Apparently this dummy, Olga Khazan (if that is indeed her real name) doesn't realize that there's a difference between "hating math" and not knowing any math beyond that taught in the 4th grade. Shit, I hated math, but I went through Calculus and Real Analysis. Then I married a mathematician so that I could get my partial differential equations solved via the bonds of matrimony. You know, whenever the need arises.

If you don't know basic algebra, you're not going to code for shit. It's like that Republican legislator from Arizona, Al Melvin, who believes that doing math with letters instead of numbers is a liberal conspiracy.

If you can't do that liberal math with letters instead of numbers, you can't code for shit.

Comment Re:The problem is people will comment on the bad. (Score 2) 141

I guess human nature varies. If I'm not 100% satisfied at a restaurant, I'll generally chalk it up to them having an off day. I might tell the proprietor, but I'm not gonna go rant on Yelp. If I have a really nice meal, I'll go give a good review. It's sort of the YMMV approach.
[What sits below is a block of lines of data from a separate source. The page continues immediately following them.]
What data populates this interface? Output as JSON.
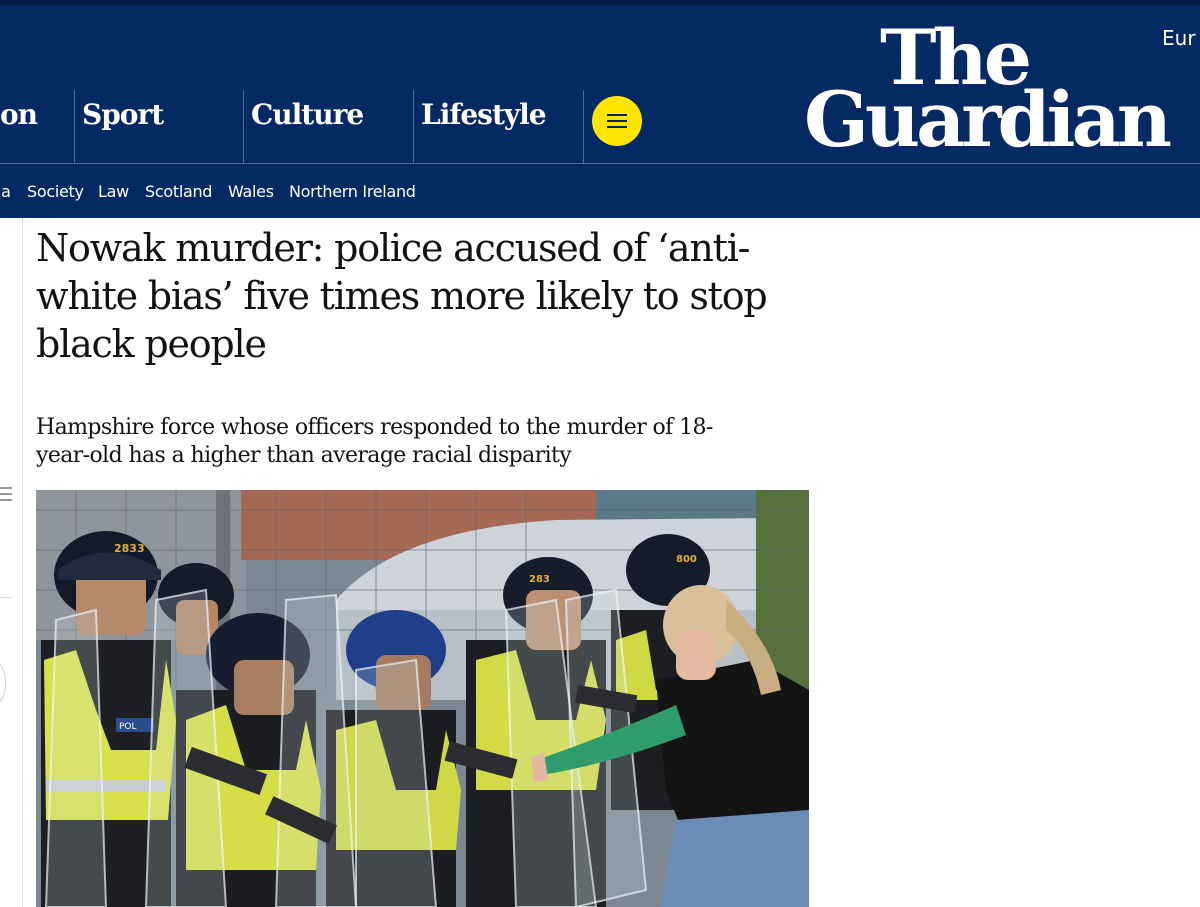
{
  "masthead": {
    "edition_label": "Eur",
    "logo_line1": "The",
    "logo_line2": "Guardian",
    "pillars": [
      {
        "label": "on"
      },
      {
        "label": "Sport"
      },
      {
        "label": "Culture"
      },
      {
        "label": "Lifestyle"
      }
    ],
    "menu_button_color": "#ffe500",
    "brand_color": "#052962"
  },
  "subnav": {
    "items": [
      "ia",
      "Society",
      "Law",
      "Scotland",
      "Wales",
      "Northern Ireland"
    ]
  },
  "article": {
    "headline": "Nowak murder: police accused of ‘anti-white bias’ five times more likely to stop black people",
    "standfirst": "Hampshire force whose officers responded to the murder of 18-year-old has a higher than average racial disparity",
    "photo_text": {
      "helmet_numbers": [
        "2833",
        "283",
        "800"
      ],
      "badge": "POL"
    }
  },
  "icons": {
    "menu": "hamburger-icon",
    "left_rail": "list-icon"
  }
}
I'm generally not much for bad reviews, just as I very seldom mod any comments down. I'm a believer in the carrot over the stick.

Comment Re:Three main types of bad jobs. (Score 5, Interesting) 408

Basically tech jobs are closer to blue collar than white collar

A peer and I once made the same comparison. We called ourselves digital maintenance men, because by and large that's what it is.

I've never worked for a company that had a significant manufacturing component, but I kind of wonder how the blue/white collar split works there for the people who setup, maintain and manage seriously complicated factory systems. I think they might have been called millwrights at one time.

Are they treated like blue collar people (probably, if the job involves any serious mechanical tools), or because of the sophistication of the equipment (all computer driven and complicated) are they treated like dirt, like other blue collar jobs, with all the usual management/labor hostility, clock punching, etc.

And why do "office" jobs seem to escape a lot of that labor/management hostility? Even the lowly marketing associate seems to get treated better than the most skilled blue collar worker. I've known some electricians who were really intelligent and used to sort out cabling issues in my data center better than I could, even though he didn't know how to configure the equipment. He'd make suggestions via some kind of intuition that never dawned on me.

Somebody ought to cross ball point pens with coat hangers so that the pens will multiply instead of disappear.